In re Tremont Securities Law, State Law, and Insurance Litigation (Elendow Fund, LLC v. Rye Select Broad Market XL Fund): The Heightened Pleading Standards for Securities Fraud Claims under the PSLRA
In In re Tremont Sec. Law., State Law, & Ins. Litig. (Elendow Fund, LLC v. Rye Select Broad Mkt. XL Fund), Master File No. 08 Civ. 1117, 10 Civ. 9061, 2013 BL 249529 (S.D.N.Y. Sept. 16, 2013), Plaintiff Elendow Fund, a small investment fund, filed suit against Rye Select Broad Market XL Fund (“XL Fund”), Rye Investment Management, Tremont Partners (“Tremont”), and other entities alleged to be directly and indirectly involved in the exchange of XL Fund investments (collectively, the “Defendants”) in an effort to recover assets lost as a result of the Bernard Madoff Ponzi scheme. Elendow Fund’s complaint made several allegations including securities fraud, control-person liability, and violations of various state-law provisions. The Defendants moved to dismiss and the United States District Court for the Southern District of New York granted the motion.

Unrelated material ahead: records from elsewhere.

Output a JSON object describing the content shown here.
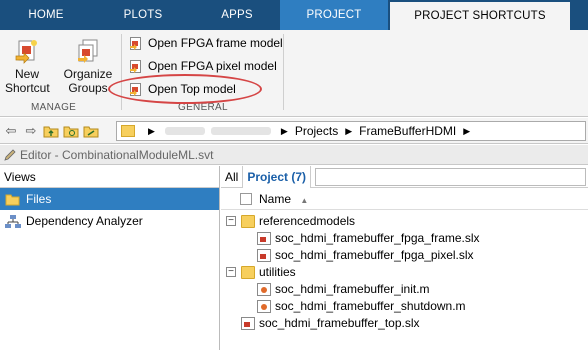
{
  "tabs": {
    "home": "HOME",
    "plots": "PLOTS",
    "apps": "APPS",
    "project": "PROJECT",
    "shortcuts": "PROJECT SHORTCUTS"
  },
  "ribbon": {
    "new_shortcut": "New\nShortcut",
    "new_shortcut_l1": "New",
    "new_shortcut_l2": "Shortcut",
    "organize_l1": "Organize",
    "organize_l2": "Groups",
    "manage_label": "MANAGE",
    "general_label": "GENERAL",
    "shortcuts": [
      "Open FPGA frame model",
      "Open FPGA pixel model",
      "Open Top model"
    ]
  },
  "address": {
    "crumbs": [
      "Projects",
      "FrameBufferHDMI"
    ]
  },
  "editor": {
    "title": "Editor - CombinationalModuleML.svt"
  },
  "views": {
    "header": "Views",
    "items": [
      "Files",
      "Dependency Analyzer"
    ]
  },
  "project": {
    "tab_all": "All",
    "tab_project": "Project (7)",
    "column_name": "Name",
    "tree": [
      {
        "label": "referencedmodels",
        "type": "folder"
      },
      {
        "label": "soc_hdmi_framebuffer_fpga_frame.slx",
        "type": "slx"
      },
      {
        "label": "soc_hdmi_framebuffer_fpga_pixel.slx",
        "type": "slx"
      },
      {
        "label": "utilities",
        "type": "folder"
      },
      {
        "label": "soc_hdmi_framebuffer_init.m",
        "type": "m"
      },
      {
        "label": "soc_hdmi_framebuffer_shutdown.m",
        "type": "m"
      },
      {
        "label": "soc_hdmi_framebuffer_top.slx",
        "type": "slx"
      }
    ]
  }
}
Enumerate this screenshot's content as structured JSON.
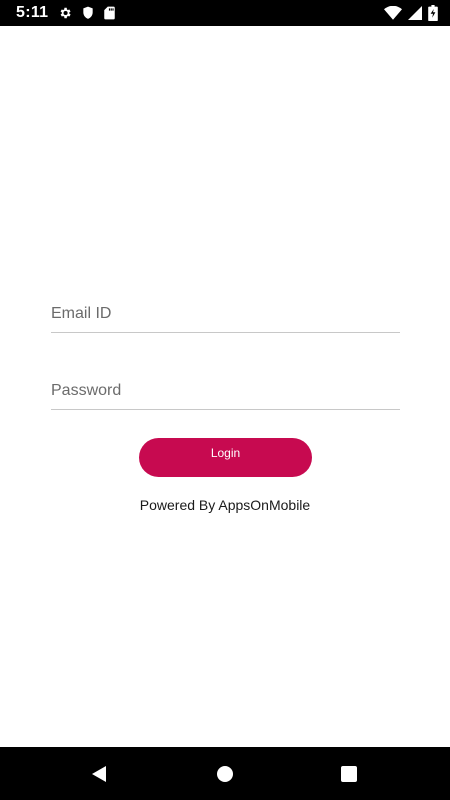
{
  "status_bar": {
    "time": "5:11",
    "left_icons": [
      "gear-icon",
      "shield-icon",
      "sd-card-icon"
    ],
    "right_icons": [
      "wifi-icon",
      "cell-signal-icon",
      "battery-charging-icon"
    ]
  },
  "login_form": {
    "email_placeholder": "Email ID",
    "email_value": "",
    "password_placeholder": "Password",
    "password_value": "",
    "login_label": "Login",
    "login_color": "#c70a50"
  },
  "footer": {
    "powered_by": "Powered By AppsOnMobile"
  },
  "nav_bar": {
    "icons": [
      "back-icon",
      "home-icon",
      "recents-icon"
    ]
  }
}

According to the allegations, XL Fund engaged in an investment strategy that entailed, among other things, investments in a fund managed by Bernard Madoff. Tremont allegedly “induced” Elendow Fund to invest in XL Fund through misrepresentations. Tremont’s alleged misrepresentations included statements about the investment strategy of the XL Fund. Tremont also allegedly misrepresented the due diligence that it performed on fund managers. Elendow Fund also brought claims for control-person liability.
Actions for securities fraud allegations are subject to the heightened pleading standards set out in the Private Securities Litigation Reform Act and Rule 9(b) of the Federal Rules of Civil Procedure. To meet these requirements, a complaint must identify “each statement alleged to have been misleading, the reason or reasons why the statement is misleading, and if an allegation regarding the statement or omission is made on information and belief, the complaint shall state with particularity all facts on which that belief is formed.” § 78u-4(b)(1). Furthermore, plaintiffs must also allege a “strong inference” of scienter. This requires allegations: “(1) showing that the defendants had both motive and opportunity to commit the fraud or (2) constituting strong circumstantial evidence of conscious misbehavior or recklessness.”
Elendow Fund argued that its complaint met the heightened pleading standard for securities fraud. The court, however, disagreed. The complaint did not “specifically and plausibly allege that Tremont actually knew that Madoff’s operation was a fraud.” With respect to the allegation that Tremont recklessly disregarded red flags, the court found that the complaint failed to sufficiently allege facts to establish that “the dangers posed by Madoff were so unmistakable that Tremont must have known that its representations were false.” The court further noted that Tremont recognized the risks and benefits associated with investing with Madoff, but nonetheless chose to continue doing so.
The court also found that Elendow Fund’s allegations about Tremont’s due diligence were insufficient to plead securities fraud. Specifically, the court highlighted the fact that the complaint failed to sufficiently allege that some of the statements (the promise to perform “careful” due diligence posted on the Internet) were false. More specific representations about the level of due diligence in Tremont’s Form ADV failed because of the vagueness of the allegations. As the court reasoned:
This allegation might have been sufficient if, in context, it clearly referred to any specific representations. But this allegation appears, not alongside any allegations of actual representations, but in the formulaic recitation of the elements of count I of the complaint. In that context it is not clear what “statements described above” the allegation refers to. When an allegation couched in such generic language is completely separated from the substantive, factual allegations of the complaint, it is simply too vague to support an action for securities fraud under the applicable heightened pleading standards. Elendow Fund’s generic allegation that it relied upon such representations as those described in the complaint is simply not adequate to push its reliance allegation over the line from conceivable to plausible.
Accordingly, the court dismissed the securities fraud claim. In absence of a primary violation, the court also dismissed Elendow Fund’s claim for control-person liability. Additionally, the court dismissed all of Elendow Fund’s state-law claims.
Therefore, the United States District Court for the Southern District of New York granted Defendants’ motion dismissing Elendow Fund’s complaint in its entirety.
The primary materials for this case may be found on the DU Corporate Governance website.